A recent editorial in the New York Times focused on one lesson that ties all three stories together: “the reality of late uncovering of child sexual abuse.” For psychological and emotional reasons, victims of sexual abuse often delay reporting their abuse. The law can recognize these realities by extending the statute of limitations to allow for civil and criminal cases to go forward in adulthood. But New York state law does not permit this. Their “egregiously short statute of limitations,” as the Times put it, “tilts the legal playing field against accountability, fairness and public safety.”
The New York legislature needs to do what the Pennsylvania legislature did years ago: extend the statute of limitations well into adulthood. Had that not occurred in Pennsylvania, the Sandusky case could not have gone forward. Neither could the case against Mrsg. Lynn. The state would have been as powerless to act as prosecutors in New York are now that a former Horace Mann teacher has admitted to sexually abusing students, adding weight to a story that some criticized for focusing only on teachers who are deceased.

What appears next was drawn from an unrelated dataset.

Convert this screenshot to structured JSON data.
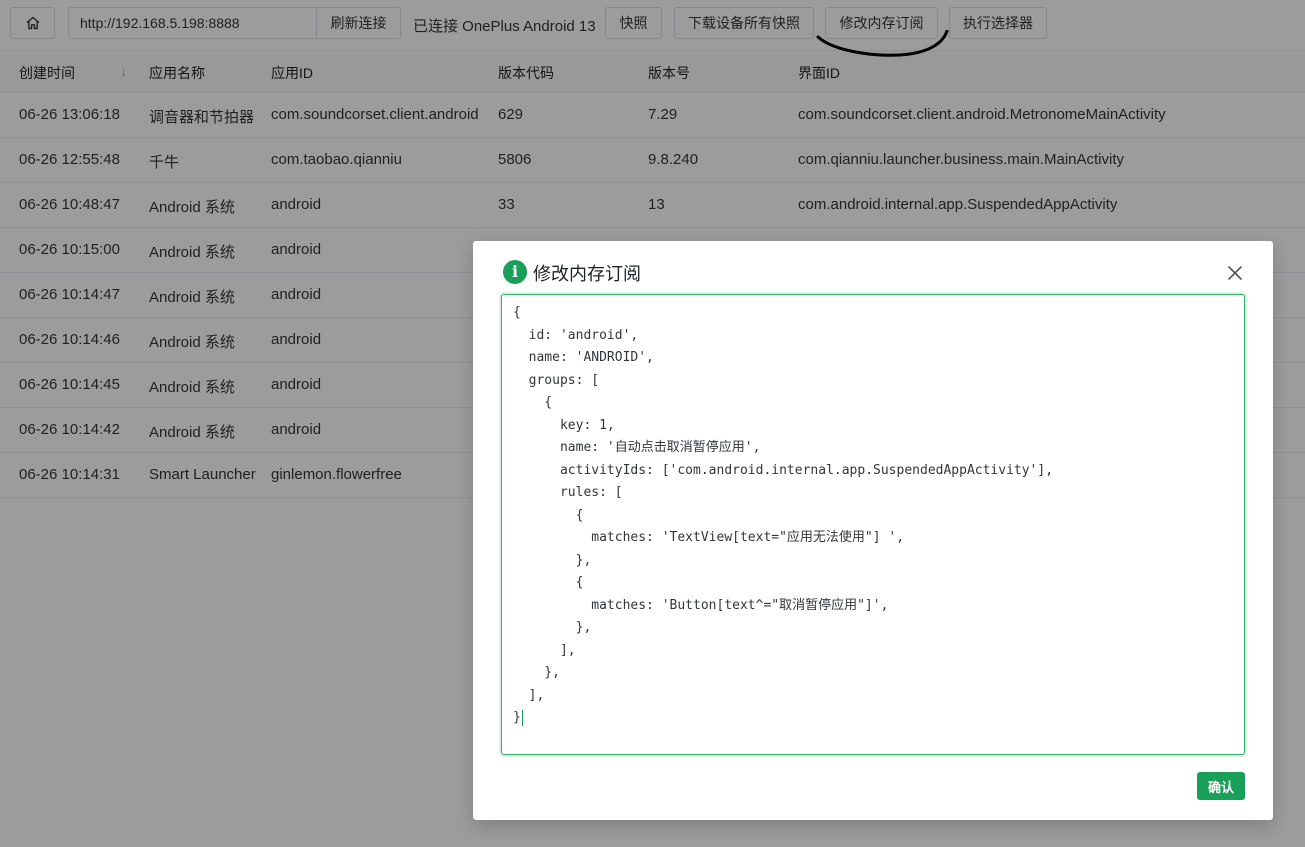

We would all do well to remember who lobbied against extending the statute of limitations in Pennsylvania. When the Senate Judiciary Committee heard testimony from victims of sexual abuse in 1994, there was one witness who testified in opposition: Pamela Freyd, Executive Director of the False Memory Syndrome Foundation. Mrs. Freyd expressed the concern that extending the statute of limitations “may create more tarnished reputations” (Testimony of Pamela Freyd, Senate Judiciary Committee, Commonwealth of Pennsylvania; May 24, 1994, p. 5). She urged the committee to amend the bill to “encourage and emphasize alternative means of resolving these matters other than courts” (Id., p. 7). We now know how well “alternative means” worked for children who were abused by Jerry Sandusky and for those abused under the supervision of the Catholic Church. We also know that justice would never have been done in those cases if Mrs. Freyd’s position had prevailed.

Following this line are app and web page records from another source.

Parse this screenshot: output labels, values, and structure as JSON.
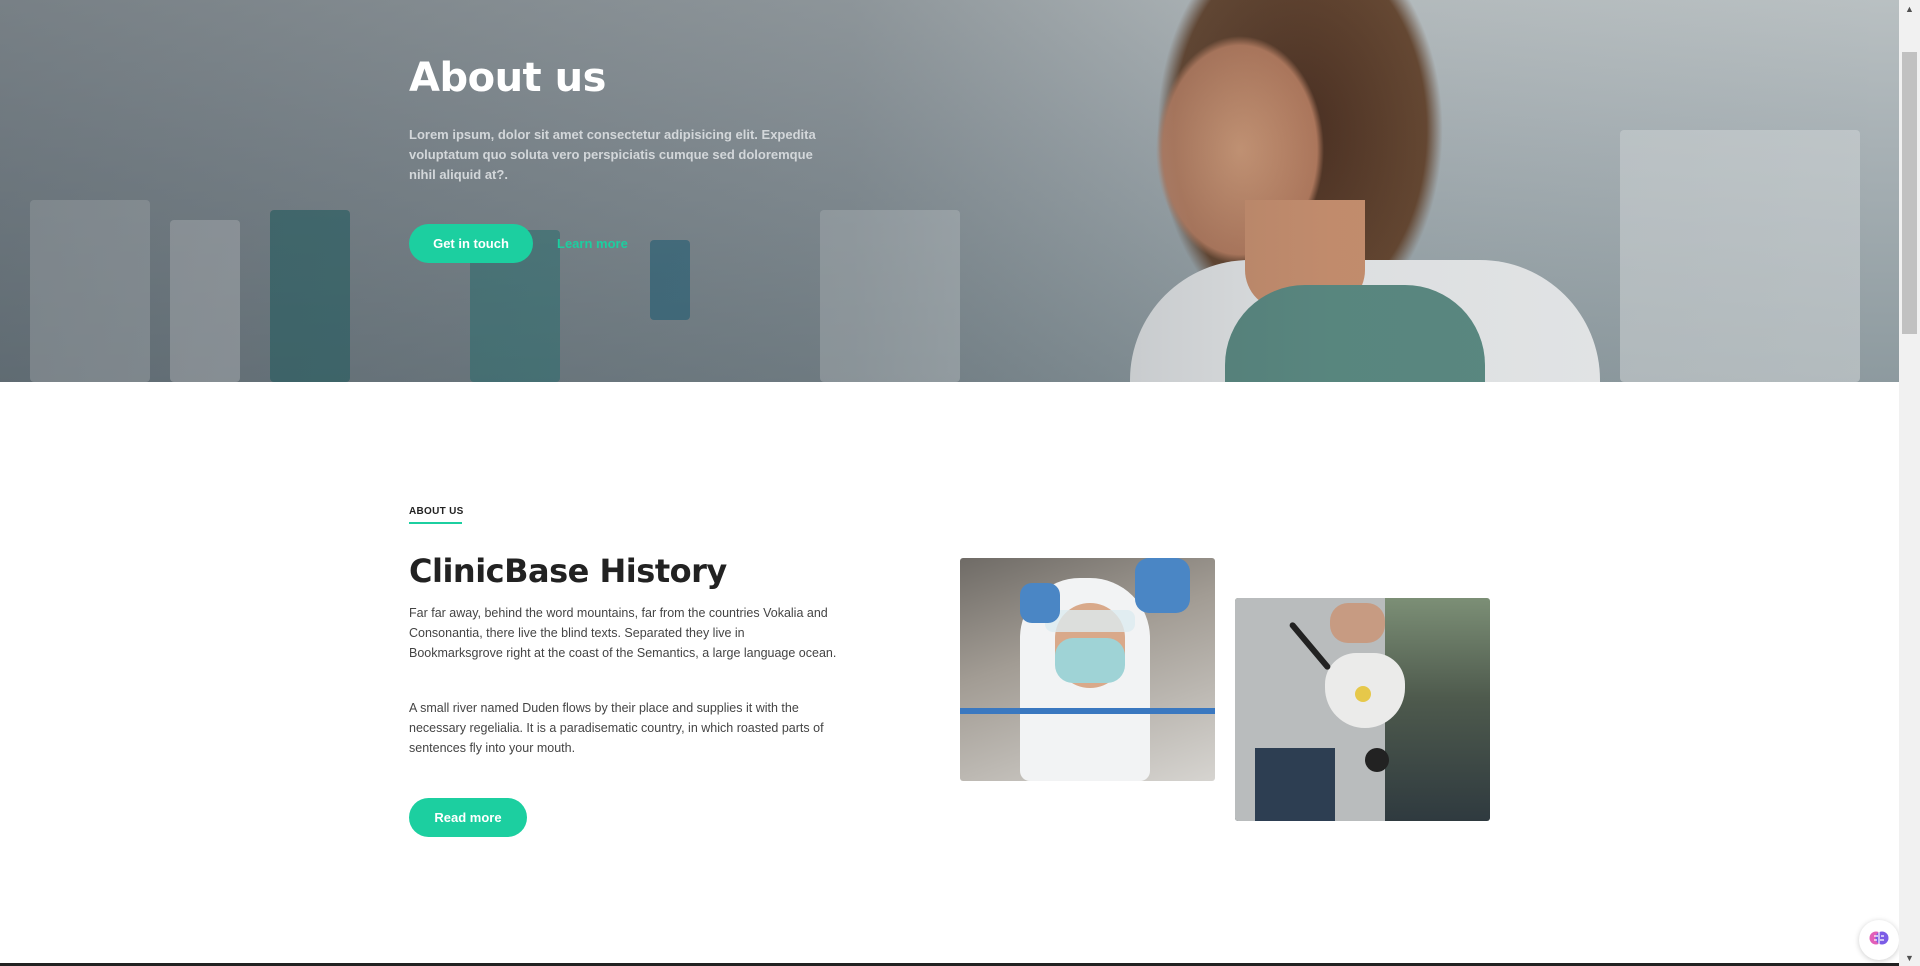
{
  "hero": {
    "title": "About us",
    "text": "Lorem ipsum, dolor sit amet consectetur adipisicing elit. Expedita voluptatum quo soluta vero perspiciatis cumque sed doloremque nihil aliquid at?.",
    "primary_button": "Get in touch",
    "secondary_link": "Learn more"
  },
  "about": {
    "eyebrow": "ABOUT US",
    "title": "ClinicBase History",
    "paragraph1": "Far far away, behind the word mountains, far from the countries Vokalia and Consonantia, there live the blind texts. Separated they live in Bookmarksgrove right at the coast of the Semantics, a large language ocean.",
    "paragraph2": "A small river named Duden flows by their place and supplies it with the necessary regelialia. It is a paradisematic country, in which roasted parts of sentences fly into your mouth.",
    "button": "Read more"
  },
  "colors": {
    "accent": "#1ccfa0",
    "heading": "#222222"
  },
  "icons": {
    "widget": "brain-icon",
    "scroll_up": "scroll-up-arrow-icon",
    "scroll_down": "scroll-down-arrow-icon"
  }
}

The simple fact is that the FMSF, through Pamela Freyd, lobbied against legislative changes that would increase accountability, fairness and public safety around child sexual abuse. Instead, they were more worried, as were those who covered up for Jerry Sandusky and for pedophile priests in Pennsylvania, about the possibility of “tarnished reputations.”